What Should A Vehicle Owner Periodically Check To Avoid Legal Liability?
1. Exterior Lights
The easiest thing an owner can do is to check the vehicle’s lights. Broken headlights, brake lights, or turn signals are frequent negligence related maintenance issues that can be repaired by an owner. Many issues with lights are fixable with a simple trip to the store (although, with modern cars changing a bulb may not be so easy). Regardless of how difficult, delaying a repair may be what results in legal liability for an owner.
The next thing to regularly pay attention are the vehicle’s brakes. Your vehicle’s brakes will not last as long if you typically drive in heavy or stop and go traffic or you have hard driving habits. Some cars have a dashboard indicator that will tell you that you need to repair your brakes.
In other vehicles, there is a “scraper” on the brake pad that will begin to make noise against the brake rotor when there is approximately 10% of the pad remaining. This should give plenty of time to make a repair, however, delaying until complete failure may result in an accident and legal liability.
A vehicle’s tires age with time regardless of the number of miles on them. I have heard plenty of times that “there is plenty of rubber on those tires” and hence no need to replace. Generally, tires should be replaced at 6 years of age from manufacture (includes time spent on the rack before installed on your car).
The reason for this is because the rubber gets hard and brittle as it ages. Exposure to the sun and outdoor elements only speeds up that process. Hard and brittle tires can crack and separate more easily resulting in a tire blowout. Improper inflation (too low or too high) resulting in tire failure is also a basis for legal liability of the owner.
Worn out tires or tires with a nail hole or puncture wound that cannot be repaired should be replaced sooner rather than later.
4. Inspect After Regular Service And On Regular Occasions
Owning a car is a responsibility. A vehicle owner should be aware of what service has been performed and should examine it (or have a technician show you) after vehicle service has been performed. Additionally, an inspection of a vehicle from time to time should alert the owner to any maintenance that needs to be performed that relates to a safety issue. Any noises that are out of the ordinary can be an indicator of a problem.
The owner should also follow all manufacturer specified maintenance recommendations.
Possibility Of Third Party Claim
As mentioned above with the case of the wheel rolling down the road, a negligent maintenance claim against a vehicle owner may also be the result of negligence at the repair shop. While most reputable car repair shops give a warranty on their repairs, those warranty claims typically do not cover injuries or damages to third parties (they only cover the labor and parts involved in the repair).
For injuries or damages to third parties, the claimant should bring a negligence lawsuit against the car repair shop.
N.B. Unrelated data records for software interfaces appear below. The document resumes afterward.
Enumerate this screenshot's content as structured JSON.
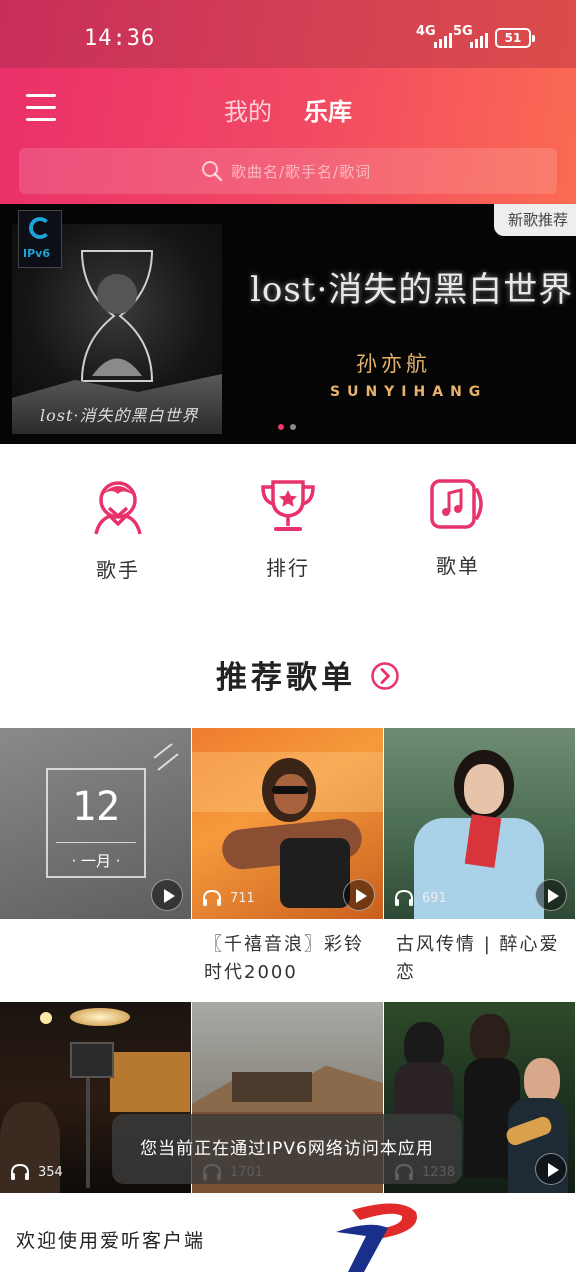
{
  "status_bar": {
    "time": "14:36",
    "net1": "4G",
    "net2": "5G",
    "battery": "51"
  },
  "header": {
    "tab_mine": "我的",
    "tab_library": "乐库",
    "search_placeholder": "歌曲名/歌手名/歌词",
    "colors": {
      "gradient_start": "#ea2f6a",
      "gradient_end": "#fb6b52"
    }
  },
  "banner": {
    "badge": "IPv6",
    "album_small_title": "lost·消失的黑白世界",
    "title": "lost·消失的黑白世界",
    "artist_cn": "孙亦航",
    "artist_en": "SUNYIHANG",
    "tag": "新歌推荐",
    "slides": 2,
    "active_slide": 1
  },
  "quick_nav": [
    {
      "label": "歌手",
      "icon": "singer-icon"
    },
    {
      "label": "排行",
      "icon": "trophy-icon"
    },
    {
      "label": "歌单",
      "icon": "music-note-icon"
    }
  ],
  "section": {
    "title": "推荐歌单"
  },
  "playlists": [
    {
      "title": "",
      "plays": "",
      "calendar_day": "12",
      "calendar_month": "· 一月 ·"
    },
    {
      "title": "〖千禧音浪〗彩铃时代2000",
      "plays": "711"
    },
    {
      "title": "古风传情 | 醉心爱恋",
      "plays": "691"
    },
    {
      "title": "",
      "plays": "354"
    },
    {
      "title": "",
      "plays": "1701"
    },
    {
      "title": "",
      "plays": "1238"
    }
  ],
  "toast": "您当前正在通过IPV6网络访问本应用",
  "footer": {
    "text": "欢迎使用爱听客户端"
  }
}
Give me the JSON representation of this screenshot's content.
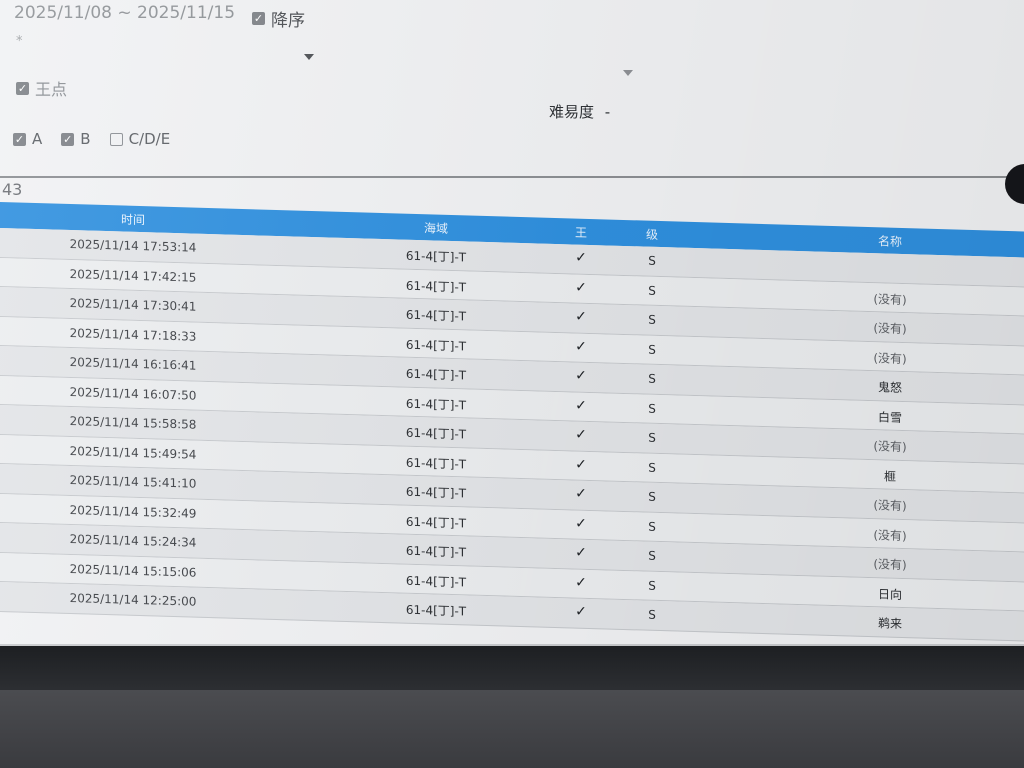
{
  "filters": {
    "date_start": "2025/11/08",
    "date_sep": "~",
    "date_end": "2025/11/15",
    "descending_label": "降序",
    "descending_checked": true,
    "asterisk": "*",
    "king_label": "王点",
    "king_checked": true,
    "difficulty_label": "难易度",
    "difficulty_value": "-",
    "grades": [
      {
        "label": "A",
        "checked": true
      },
      {
        "label": "B",
        "checked": true
      },
      {
        "label": "C/D/E",
        "checked": false
      }
    ]
  },
  "result_count": "43",
  "table": {
    "headers": {
      "time": "时间",
      "sea": "海域",
      "king": "王",
      "level": "级",
      "name": "名称"
    },
    "rows": [
      {
        "time": "2025/11/14 17:53:14",
        "sea": "61-4[丁]-T",
        "king": "✓",
        "level": "S",
        "name": ""
      },
      {
        "time": "2025/11/14 17:42:15",
        "sea": "61-4[丁]-T",
        "king": "✓",
        "level": "S",
        "name": "(没有)"
      },
      {
        "time": "2025/11/14 17:30:41",
        "sea": "61-4[丁]-T",
        "king": "✓",
        "level": "S",
        "name": "(没有)"
      },
      {
        "time": "2025/11/14 17:18:33",
        "sea": "61-4[丁]-T",
        "king": "✓",
        "level": "S",
        "name": "(没有)"
      },
      {
        "time": "2025/11/14 16:16:41",
        "sea": "61-4[丁]-T",
        "king": "✓",
        "level": "S",
        "name": "鬼怒"
      },
      {
        "time": "2025/11/14 16:07:50",
        "sea": "61-4[丁]-T",
        "king": "✓",
        "level": "S",
        "name": "白雪"
      },
      {
        "time": "2025/11/14 15:58:58",
        "sea": "61-4[丁]-T",
        "king": "✓",
        "level": "S",
        "name": "(没有)"
      },
      {
        "time": "2025/11/14 15:49:54",
        "sea": "61-4[丁]-T",
        "king": "✓",
        "level": "S",
        "name": "榧"
      },
      {
        "time": "2025/11/14 15:41:10",
        "sea": "61-4[丁]-T",
        "king": "✓",
        "level": "S",
        "name": "(没有)"
      },
      {
        "time": "2025/11/14 15:32:49",
        "sea": "61-4[丁]-T",
        "king": "✓",
        "level": "S",
        "name": "(没有)"
      },
      {
        "time": "2025/11/14 15:24:34",
        "sea": "61-4[丁]-T",
        "king": "✓",
        "level": "S",
        "name": "(没有)"
      },
      {
        "time": "2025/11/14 15:15:06",
        "sea": "61-4[丁]-T",
        "king": "✓",
        "level": "S",
        "name": "日向"
      },
      {
        "time": "2025/11/14 12:25:00",
        "sea": "61-4[丁]-T",
        "king": "✓",
        "level": "S",
        "name": "鹈来"
      }
    ]
  },
  "colors": {
    "header_bg": "#2f90df",
    "header_text": "#e9f4ff",
    "row_text": "#2c2f33"
  }
}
The vehicle owner might also defend a lawsuit for negligent maintenance by filing a “third party complaint” against the auto repair shop for negligence or the vehicle owner may simple ask that the jury “apportion” liability to the auto repair shop on the verdict form (this is known as a “Fabre” defendant).
If you have a claim for negligent maintenance, then you should bring your claim early so as to avoid any issues with the statute of limitations.
Talk To A Lakeland Personal Injury Attorney About Your Case
If you have been injured in a car accident because someone was careless in performing automobile maintenance, you should contact a Lakeland personal injury attorney. An appointment with an attorney is free to discuss the facts and merits of your case. All cases are handled on a contingency fee basis which means no fees or costs unless money is recovered for you. We represent clients with car accident cases in Polk County including Lakeland, Winter Haven, Bartow, and Haines City, Florida.